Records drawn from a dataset
◇ ◇ ◇ ◇
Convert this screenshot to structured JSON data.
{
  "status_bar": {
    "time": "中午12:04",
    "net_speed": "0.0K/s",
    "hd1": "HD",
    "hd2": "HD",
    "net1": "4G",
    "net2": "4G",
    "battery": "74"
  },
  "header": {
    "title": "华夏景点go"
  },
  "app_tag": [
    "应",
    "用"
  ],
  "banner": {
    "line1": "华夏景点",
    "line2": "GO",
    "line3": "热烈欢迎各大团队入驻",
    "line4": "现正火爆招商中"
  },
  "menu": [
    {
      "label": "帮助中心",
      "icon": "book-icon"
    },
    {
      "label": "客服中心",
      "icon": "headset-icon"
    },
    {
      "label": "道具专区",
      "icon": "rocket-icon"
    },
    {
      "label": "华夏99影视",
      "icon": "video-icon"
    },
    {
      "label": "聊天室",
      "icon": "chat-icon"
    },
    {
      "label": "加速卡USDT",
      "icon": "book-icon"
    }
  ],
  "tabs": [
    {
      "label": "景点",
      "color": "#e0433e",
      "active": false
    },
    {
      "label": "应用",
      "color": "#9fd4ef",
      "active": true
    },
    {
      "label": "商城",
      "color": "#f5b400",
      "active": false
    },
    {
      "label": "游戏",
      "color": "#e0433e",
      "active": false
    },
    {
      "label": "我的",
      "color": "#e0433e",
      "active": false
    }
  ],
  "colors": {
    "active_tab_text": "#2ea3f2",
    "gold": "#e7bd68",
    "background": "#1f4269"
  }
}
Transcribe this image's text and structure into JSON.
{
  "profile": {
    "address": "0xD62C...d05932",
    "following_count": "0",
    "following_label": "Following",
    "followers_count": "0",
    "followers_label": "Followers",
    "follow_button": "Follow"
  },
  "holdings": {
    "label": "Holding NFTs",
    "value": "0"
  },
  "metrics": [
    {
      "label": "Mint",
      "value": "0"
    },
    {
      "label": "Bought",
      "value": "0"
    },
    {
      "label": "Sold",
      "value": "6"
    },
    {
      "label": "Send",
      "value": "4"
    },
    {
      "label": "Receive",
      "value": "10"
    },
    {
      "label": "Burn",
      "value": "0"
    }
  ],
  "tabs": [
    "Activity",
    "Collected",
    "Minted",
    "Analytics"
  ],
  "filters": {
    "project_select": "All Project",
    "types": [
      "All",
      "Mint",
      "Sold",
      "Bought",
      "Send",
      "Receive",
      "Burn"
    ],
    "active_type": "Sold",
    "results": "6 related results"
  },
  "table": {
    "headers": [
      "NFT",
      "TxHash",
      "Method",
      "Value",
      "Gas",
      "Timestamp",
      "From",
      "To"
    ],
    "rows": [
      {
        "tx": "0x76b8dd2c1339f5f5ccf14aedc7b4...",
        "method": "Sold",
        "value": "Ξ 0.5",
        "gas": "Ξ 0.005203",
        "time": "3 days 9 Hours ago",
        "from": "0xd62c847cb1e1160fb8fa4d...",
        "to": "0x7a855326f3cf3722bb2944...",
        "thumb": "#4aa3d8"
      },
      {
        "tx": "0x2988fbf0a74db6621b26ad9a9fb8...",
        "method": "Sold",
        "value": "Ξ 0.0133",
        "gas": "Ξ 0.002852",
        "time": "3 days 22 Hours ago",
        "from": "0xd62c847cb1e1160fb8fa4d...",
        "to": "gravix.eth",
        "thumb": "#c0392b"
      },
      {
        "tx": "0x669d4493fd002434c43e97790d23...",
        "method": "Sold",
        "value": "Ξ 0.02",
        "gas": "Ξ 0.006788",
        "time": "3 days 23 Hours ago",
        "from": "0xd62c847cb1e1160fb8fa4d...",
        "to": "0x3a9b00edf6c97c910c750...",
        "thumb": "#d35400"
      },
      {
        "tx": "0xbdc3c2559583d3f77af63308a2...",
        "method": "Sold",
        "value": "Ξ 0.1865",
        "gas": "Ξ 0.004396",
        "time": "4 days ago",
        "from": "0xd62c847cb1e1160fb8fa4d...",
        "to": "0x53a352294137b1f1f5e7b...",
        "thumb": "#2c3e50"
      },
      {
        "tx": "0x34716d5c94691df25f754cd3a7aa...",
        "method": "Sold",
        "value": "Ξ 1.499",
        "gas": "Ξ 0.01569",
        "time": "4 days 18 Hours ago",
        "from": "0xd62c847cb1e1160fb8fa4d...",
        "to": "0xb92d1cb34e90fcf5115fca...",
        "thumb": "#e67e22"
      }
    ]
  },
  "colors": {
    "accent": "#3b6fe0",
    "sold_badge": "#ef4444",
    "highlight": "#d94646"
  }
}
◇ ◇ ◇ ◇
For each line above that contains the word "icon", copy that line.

      "icon": "book-icon"
      "icon": "headset-icon"
      "icon": "rocket-icon"
      "icon": "video-icon"
      "icon": "chat-icon"
      "icon": "book-icon"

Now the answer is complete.